• **Data shown**
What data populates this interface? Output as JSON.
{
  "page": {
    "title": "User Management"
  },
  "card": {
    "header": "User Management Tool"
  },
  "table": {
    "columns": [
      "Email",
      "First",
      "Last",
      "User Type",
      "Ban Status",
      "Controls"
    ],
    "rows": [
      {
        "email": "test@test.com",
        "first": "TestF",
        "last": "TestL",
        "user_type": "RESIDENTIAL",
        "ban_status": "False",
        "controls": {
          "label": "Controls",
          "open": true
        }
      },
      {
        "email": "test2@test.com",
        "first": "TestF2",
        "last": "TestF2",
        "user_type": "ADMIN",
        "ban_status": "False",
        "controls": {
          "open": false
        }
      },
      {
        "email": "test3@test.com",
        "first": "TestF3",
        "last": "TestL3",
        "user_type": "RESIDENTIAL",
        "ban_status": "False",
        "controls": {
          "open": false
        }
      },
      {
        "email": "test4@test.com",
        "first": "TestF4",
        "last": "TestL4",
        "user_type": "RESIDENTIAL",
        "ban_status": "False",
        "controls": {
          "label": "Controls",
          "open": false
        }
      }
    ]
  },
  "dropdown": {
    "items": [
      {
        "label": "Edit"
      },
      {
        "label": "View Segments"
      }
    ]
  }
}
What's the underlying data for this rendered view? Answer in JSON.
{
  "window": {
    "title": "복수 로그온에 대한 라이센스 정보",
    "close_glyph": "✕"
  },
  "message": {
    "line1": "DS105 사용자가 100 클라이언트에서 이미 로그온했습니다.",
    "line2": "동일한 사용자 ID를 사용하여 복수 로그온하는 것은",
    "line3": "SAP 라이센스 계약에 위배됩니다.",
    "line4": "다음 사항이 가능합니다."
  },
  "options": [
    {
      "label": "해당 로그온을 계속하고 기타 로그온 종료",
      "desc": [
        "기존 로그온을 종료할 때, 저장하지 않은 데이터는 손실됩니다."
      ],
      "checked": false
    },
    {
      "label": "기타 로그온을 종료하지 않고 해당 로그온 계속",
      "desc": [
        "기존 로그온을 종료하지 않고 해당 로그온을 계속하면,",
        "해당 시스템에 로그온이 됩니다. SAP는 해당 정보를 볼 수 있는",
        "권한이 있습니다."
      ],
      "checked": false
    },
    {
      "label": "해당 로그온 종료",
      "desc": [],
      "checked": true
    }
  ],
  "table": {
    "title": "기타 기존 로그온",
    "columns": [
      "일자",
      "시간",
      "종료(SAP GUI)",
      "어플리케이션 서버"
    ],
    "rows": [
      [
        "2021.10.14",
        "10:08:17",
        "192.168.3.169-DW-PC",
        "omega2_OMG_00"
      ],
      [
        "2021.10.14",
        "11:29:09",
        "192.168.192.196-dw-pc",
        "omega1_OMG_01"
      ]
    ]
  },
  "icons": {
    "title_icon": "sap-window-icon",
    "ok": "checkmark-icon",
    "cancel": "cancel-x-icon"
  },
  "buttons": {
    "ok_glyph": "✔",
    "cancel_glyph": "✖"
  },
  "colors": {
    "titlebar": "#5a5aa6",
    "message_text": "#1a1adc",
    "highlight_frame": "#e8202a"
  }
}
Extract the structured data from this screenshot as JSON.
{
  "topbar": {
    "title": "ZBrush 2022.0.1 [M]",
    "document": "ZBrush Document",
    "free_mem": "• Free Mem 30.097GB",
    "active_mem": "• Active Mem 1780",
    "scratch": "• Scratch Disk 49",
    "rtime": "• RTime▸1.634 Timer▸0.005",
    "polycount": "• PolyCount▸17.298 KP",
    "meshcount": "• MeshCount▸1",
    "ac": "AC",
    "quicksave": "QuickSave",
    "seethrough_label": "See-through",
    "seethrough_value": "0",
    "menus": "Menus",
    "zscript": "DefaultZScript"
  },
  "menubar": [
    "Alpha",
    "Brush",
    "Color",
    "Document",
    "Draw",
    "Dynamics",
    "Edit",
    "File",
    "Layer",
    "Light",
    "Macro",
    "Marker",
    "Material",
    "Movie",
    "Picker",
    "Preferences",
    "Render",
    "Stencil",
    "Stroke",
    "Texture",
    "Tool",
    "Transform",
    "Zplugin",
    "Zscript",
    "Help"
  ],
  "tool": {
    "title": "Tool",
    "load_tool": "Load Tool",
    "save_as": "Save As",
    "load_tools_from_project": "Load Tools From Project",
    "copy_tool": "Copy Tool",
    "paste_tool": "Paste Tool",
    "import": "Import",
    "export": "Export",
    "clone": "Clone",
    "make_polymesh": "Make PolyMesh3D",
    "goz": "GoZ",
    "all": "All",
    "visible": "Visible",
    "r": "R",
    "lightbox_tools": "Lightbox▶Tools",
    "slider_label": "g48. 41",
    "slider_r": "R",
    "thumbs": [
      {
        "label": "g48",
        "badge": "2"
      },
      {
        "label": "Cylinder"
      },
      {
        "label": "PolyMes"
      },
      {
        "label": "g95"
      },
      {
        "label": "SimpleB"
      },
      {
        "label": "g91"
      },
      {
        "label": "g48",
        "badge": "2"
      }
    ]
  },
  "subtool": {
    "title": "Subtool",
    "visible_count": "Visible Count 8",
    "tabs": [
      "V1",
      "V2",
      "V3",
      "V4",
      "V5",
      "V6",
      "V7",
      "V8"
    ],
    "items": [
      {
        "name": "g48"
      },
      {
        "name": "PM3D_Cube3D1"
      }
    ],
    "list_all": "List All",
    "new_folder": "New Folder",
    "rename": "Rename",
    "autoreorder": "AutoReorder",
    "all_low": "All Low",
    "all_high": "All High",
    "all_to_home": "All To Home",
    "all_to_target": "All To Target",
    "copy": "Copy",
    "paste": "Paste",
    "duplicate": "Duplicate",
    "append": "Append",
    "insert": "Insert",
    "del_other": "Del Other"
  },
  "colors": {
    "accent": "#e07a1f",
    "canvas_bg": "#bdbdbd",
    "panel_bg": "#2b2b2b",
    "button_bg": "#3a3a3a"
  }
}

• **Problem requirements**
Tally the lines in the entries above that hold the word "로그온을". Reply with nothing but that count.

• **Task result**
4